Top of EXERCISE MATERIAL

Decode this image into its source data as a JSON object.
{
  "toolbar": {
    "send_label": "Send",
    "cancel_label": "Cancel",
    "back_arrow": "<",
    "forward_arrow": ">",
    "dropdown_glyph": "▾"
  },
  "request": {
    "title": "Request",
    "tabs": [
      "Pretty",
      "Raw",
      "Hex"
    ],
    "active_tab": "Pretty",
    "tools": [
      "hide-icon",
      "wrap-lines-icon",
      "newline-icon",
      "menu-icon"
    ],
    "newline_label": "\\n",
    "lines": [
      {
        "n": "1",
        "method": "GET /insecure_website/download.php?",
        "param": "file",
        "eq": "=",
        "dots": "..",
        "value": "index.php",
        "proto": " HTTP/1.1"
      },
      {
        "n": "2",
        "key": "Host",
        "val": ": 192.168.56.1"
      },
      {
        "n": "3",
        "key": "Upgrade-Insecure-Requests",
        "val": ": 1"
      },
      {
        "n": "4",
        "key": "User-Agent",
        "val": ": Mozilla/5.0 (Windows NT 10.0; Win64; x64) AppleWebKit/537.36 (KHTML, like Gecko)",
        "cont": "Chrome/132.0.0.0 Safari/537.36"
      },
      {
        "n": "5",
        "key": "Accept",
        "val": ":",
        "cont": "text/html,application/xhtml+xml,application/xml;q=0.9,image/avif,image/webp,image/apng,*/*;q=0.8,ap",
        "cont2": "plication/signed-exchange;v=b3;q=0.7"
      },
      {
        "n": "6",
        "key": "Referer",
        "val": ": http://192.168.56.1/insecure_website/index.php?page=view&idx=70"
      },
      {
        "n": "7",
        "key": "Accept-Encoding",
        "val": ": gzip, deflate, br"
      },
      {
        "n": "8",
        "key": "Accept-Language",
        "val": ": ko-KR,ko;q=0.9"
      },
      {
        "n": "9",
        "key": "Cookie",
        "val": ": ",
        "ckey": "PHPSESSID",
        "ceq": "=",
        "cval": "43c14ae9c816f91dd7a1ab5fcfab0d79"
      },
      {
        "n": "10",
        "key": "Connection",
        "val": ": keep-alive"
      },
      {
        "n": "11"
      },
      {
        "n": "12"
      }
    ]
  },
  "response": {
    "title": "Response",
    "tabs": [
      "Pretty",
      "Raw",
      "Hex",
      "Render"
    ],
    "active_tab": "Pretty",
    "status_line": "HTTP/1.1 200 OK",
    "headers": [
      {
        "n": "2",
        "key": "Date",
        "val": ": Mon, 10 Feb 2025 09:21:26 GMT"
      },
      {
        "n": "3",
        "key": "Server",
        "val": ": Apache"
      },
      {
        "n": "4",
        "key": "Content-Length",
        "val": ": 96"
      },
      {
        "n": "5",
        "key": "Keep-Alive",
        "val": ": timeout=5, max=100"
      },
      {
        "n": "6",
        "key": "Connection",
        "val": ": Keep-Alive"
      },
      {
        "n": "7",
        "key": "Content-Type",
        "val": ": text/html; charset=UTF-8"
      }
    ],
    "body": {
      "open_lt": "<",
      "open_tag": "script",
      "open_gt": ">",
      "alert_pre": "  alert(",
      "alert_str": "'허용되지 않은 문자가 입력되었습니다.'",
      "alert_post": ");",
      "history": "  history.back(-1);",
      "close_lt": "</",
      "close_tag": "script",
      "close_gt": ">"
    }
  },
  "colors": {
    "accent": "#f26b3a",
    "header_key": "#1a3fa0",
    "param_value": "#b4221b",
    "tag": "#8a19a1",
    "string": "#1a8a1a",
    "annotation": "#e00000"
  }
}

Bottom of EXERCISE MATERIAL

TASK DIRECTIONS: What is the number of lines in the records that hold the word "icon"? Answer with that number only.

COMPLETED EXERCISE: 4